Rust diseases and bermudagrass control highlighted the presentations at the thirtieth annual sugarcane field day at the LSU AgCenter Sugar Research Station July 18.

“Brown rust has become our biggest problem,” said LSU AgCenter plant pathologist Jeff Hoy.

The disease comes in spring and affects sugarcane at a time that it grows most vigorously. Hoy is evaluating new fungicides and studying when and where to best treat for the disease.

“If we can minimize the losses with a good fungicide, we can have a good crop. The final question for producers is, ‘does this stuff pay?’”

Orange rust, a similar sugarcane disease that occurs later in the growing season, has been identified in several fields this year. The disease appears to have come to Louisiana by spores carried in the wind from Florida, where it has been for several years.

So far, the disease has been found on only one variety, Ho 05-961, which only has been planted for seed this year. “You have to know what you’re looking for and look hard to find it,” Hoy said of discovering an infection in a field.

Fungicides that work on brown rust also are effective on orange rust.

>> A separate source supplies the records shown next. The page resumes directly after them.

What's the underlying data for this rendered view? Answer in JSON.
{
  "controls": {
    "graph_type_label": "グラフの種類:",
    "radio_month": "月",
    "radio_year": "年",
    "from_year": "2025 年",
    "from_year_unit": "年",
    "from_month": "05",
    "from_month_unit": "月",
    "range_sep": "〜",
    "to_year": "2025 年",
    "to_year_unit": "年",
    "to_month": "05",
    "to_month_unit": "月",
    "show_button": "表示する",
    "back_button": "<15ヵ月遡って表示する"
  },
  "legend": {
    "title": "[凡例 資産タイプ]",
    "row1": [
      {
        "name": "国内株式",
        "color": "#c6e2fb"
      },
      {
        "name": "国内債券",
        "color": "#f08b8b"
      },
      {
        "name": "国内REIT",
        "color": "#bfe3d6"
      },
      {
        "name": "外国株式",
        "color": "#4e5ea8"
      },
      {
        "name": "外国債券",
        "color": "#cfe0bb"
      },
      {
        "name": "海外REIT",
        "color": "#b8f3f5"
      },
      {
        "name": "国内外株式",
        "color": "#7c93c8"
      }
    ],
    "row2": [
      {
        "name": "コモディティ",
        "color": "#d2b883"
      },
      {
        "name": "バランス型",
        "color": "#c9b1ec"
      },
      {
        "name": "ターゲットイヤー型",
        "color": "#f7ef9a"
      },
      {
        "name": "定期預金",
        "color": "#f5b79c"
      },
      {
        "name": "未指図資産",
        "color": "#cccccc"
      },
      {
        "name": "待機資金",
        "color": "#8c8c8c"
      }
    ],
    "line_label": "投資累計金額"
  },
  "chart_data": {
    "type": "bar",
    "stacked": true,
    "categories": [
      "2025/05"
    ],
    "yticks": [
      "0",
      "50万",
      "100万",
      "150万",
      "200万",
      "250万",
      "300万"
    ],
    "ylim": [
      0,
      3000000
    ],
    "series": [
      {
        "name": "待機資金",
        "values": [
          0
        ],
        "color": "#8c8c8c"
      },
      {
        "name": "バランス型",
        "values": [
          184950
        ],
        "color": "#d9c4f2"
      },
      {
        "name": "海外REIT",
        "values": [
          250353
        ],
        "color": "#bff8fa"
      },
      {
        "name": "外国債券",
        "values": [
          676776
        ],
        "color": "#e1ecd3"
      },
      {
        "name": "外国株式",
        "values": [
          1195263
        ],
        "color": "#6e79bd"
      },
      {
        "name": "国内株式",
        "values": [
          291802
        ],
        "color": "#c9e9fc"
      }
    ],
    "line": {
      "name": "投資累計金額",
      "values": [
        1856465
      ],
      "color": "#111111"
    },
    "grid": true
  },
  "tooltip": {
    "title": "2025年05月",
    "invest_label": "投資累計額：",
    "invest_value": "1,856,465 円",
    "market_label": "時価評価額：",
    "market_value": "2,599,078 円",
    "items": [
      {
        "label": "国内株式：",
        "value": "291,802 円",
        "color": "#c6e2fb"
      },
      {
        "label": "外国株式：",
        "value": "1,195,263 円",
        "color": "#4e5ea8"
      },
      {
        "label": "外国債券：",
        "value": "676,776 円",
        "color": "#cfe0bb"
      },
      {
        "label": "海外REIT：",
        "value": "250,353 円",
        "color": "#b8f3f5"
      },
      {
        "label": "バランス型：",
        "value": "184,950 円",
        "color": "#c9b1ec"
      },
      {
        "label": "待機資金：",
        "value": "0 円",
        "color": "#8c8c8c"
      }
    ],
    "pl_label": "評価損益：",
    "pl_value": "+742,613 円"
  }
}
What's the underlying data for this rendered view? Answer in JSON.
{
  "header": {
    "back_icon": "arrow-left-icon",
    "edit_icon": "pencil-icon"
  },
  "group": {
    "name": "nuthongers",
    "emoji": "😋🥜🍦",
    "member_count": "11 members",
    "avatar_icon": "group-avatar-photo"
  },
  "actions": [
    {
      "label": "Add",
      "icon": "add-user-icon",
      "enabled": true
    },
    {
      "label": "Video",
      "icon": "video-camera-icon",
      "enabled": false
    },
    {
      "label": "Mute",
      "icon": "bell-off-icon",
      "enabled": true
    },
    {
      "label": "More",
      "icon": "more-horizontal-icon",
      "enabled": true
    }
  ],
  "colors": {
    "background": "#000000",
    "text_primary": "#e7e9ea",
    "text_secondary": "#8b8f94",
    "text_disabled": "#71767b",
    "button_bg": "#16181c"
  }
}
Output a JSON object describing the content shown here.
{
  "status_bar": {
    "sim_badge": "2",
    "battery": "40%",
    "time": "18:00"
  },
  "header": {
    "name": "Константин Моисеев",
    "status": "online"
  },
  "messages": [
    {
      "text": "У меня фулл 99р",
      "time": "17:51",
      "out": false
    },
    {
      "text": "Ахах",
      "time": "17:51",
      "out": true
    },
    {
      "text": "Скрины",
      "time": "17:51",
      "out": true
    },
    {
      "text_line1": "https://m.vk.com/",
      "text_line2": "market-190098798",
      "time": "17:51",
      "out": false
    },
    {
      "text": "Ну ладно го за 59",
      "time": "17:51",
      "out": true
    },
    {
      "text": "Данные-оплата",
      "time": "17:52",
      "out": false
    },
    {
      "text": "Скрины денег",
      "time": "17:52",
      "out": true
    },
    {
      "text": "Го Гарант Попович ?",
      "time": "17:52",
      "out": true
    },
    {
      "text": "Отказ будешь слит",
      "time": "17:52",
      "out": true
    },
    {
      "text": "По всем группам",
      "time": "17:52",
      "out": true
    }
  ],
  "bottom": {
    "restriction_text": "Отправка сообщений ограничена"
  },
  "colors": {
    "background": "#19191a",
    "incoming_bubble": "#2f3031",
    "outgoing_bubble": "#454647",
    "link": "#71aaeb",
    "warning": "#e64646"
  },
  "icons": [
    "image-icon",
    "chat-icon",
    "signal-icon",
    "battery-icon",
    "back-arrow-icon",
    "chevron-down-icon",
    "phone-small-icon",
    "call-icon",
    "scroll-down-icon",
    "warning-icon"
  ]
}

Bermudagrass is a persistent problem in sugarcane, but weather conditions during the past year have eased the situation this year, said LSU AgCenter weed scientist Jim Griffin.

The sugarcane crop grew rapidly this past spring and shaded out bermudagrass, Griffin said, explaining various alternatives for suppressing bermudagrass at planting.

“We cannot control bermudagrass in sugarcane, we can only suppress it,” said Griffin. Several herbicide combinations can be effective in slowing down the growth until the sugarcane crop can out-compete it.

“You get four to six to eight weeks of effectiveness following application, then the herbicides are degraded and don’t persist,” Griffin said.

He suggested sequential herbicide applications at planting in late summer. The second application helps prevent bermudagrass from re-establishing and helps control other winder weeds.

LSU AgCenter sugarcane breeder Michael Pontif reviewed the sugarcane varieties available to Louisiana growers and pointed out the strengths of each. He was accompanied by Ed Dufrene with the USDA’s Agricultural Research Service sugarcane research unit in Houma, La.

It takes about 12 years for variety development. The next new variety may be in 2014 from USDA.

Twelve years from crossing to commercialization is typical for sugarcane, said LSU AgCenter sugarcane specialist Kenneth Gravois.

Standing in front of examples of sugarcane plants in various stages of variety development, Gravois explained how wild cane from Asia was introduced into U.S. sugarcane breeding about a century ago. At that time, sugarcane grown in Louisiana began suffering from mosaic and stalk rotting diseases, and new sources of genetic material had to be incorporated into the breeding programs.

“Basic breeding doesn’t give you a commercial variety but a variety to put into the crossing program,” Gravois said.

Today, sugarcane development includes breeding for varieties to be used as biofuels that can be grown in other climates and not compete with food crops, Gravois said. “Research is the arena for innovation and risk.”

Herman Waguespack with the American Sugar Cane League presented results of planting tests with a new planter wagon. He said planting whole stalks with the equipment was more efficient and produced equivalent yields compared with other mechanical planters and hand planting.

Jim Simon, general manager of the American Sugar Cane League, commented on congressional actions concerning the new farm bill. Different versions exist in the House and Senate.

“We don’t know what’s going to happen,” Simon said. “A lot can happen over the next couple of months.”